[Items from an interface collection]
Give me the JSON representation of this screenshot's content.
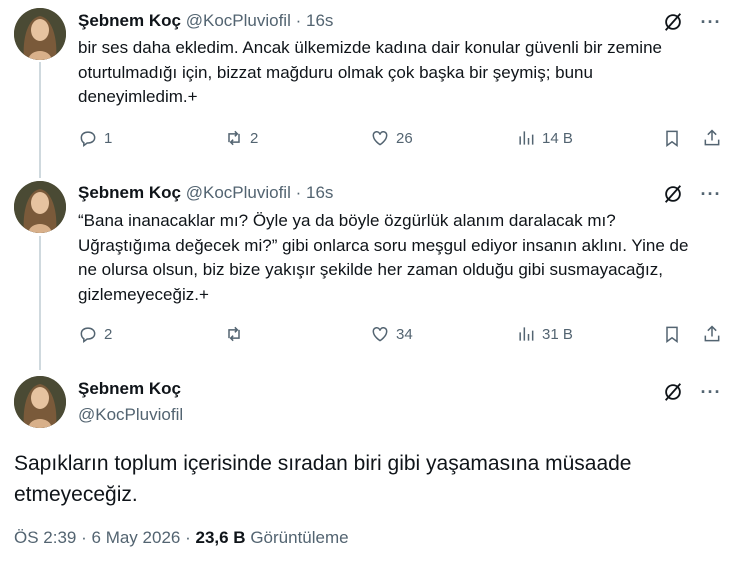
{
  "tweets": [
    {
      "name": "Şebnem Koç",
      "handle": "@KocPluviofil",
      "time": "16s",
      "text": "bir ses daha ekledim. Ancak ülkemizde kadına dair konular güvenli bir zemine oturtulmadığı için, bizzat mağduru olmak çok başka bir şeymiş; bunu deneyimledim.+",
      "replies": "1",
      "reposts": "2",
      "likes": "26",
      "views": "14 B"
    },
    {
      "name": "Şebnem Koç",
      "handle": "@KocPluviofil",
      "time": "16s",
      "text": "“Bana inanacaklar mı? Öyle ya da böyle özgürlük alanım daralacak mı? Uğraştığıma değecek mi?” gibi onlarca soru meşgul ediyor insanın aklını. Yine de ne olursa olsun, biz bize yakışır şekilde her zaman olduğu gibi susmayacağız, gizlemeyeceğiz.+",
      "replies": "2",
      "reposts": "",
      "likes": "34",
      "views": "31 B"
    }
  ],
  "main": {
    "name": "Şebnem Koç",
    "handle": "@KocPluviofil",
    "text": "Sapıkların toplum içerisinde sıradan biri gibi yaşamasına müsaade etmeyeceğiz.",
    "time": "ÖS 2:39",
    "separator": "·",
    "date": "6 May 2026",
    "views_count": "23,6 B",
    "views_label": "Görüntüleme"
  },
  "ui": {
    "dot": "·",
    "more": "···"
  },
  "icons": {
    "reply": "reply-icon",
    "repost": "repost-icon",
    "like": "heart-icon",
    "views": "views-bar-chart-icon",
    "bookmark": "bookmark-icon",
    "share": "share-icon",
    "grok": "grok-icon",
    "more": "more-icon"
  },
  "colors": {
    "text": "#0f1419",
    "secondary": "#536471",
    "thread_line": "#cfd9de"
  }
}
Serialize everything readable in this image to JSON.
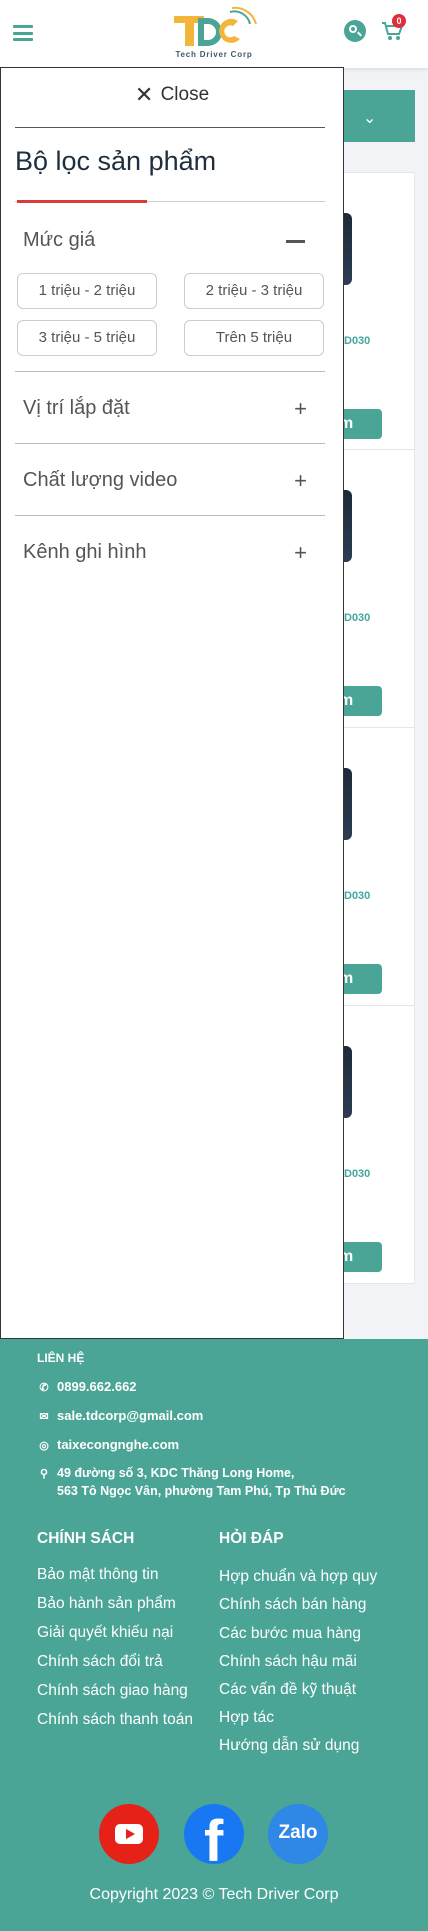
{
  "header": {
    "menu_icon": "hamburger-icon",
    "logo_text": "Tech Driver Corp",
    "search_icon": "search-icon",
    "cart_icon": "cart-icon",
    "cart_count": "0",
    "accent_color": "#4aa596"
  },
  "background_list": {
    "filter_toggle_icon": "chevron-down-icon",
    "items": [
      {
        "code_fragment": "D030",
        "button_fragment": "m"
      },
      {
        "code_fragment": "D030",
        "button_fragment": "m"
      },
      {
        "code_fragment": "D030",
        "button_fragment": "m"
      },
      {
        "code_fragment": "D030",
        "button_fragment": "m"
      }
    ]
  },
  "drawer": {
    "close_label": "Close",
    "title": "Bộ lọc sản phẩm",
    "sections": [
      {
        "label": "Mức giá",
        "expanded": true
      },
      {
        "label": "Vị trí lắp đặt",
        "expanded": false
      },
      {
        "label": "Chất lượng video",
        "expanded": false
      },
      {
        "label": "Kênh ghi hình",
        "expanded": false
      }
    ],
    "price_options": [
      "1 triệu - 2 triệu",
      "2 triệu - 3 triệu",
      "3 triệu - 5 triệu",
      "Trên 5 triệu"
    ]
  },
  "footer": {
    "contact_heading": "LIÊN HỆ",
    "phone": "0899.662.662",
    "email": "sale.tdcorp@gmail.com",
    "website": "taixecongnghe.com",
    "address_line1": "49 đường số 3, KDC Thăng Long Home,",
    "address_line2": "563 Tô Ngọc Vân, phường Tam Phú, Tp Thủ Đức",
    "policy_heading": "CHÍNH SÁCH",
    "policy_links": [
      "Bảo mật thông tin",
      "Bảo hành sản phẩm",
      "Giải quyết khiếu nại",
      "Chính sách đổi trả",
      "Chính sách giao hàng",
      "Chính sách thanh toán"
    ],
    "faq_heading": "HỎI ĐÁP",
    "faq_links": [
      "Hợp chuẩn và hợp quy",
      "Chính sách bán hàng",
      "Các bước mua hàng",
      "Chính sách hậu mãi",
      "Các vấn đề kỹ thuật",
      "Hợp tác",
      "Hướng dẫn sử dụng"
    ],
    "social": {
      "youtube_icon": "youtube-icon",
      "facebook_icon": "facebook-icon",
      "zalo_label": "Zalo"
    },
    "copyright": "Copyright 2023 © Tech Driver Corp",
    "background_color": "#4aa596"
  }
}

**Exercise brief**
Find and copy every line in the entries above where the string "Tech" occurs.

**Task output**
    "logo_text": "Tech Driver Corp",
    "copyright": "Copyright 2023 © Tech Driver Corp",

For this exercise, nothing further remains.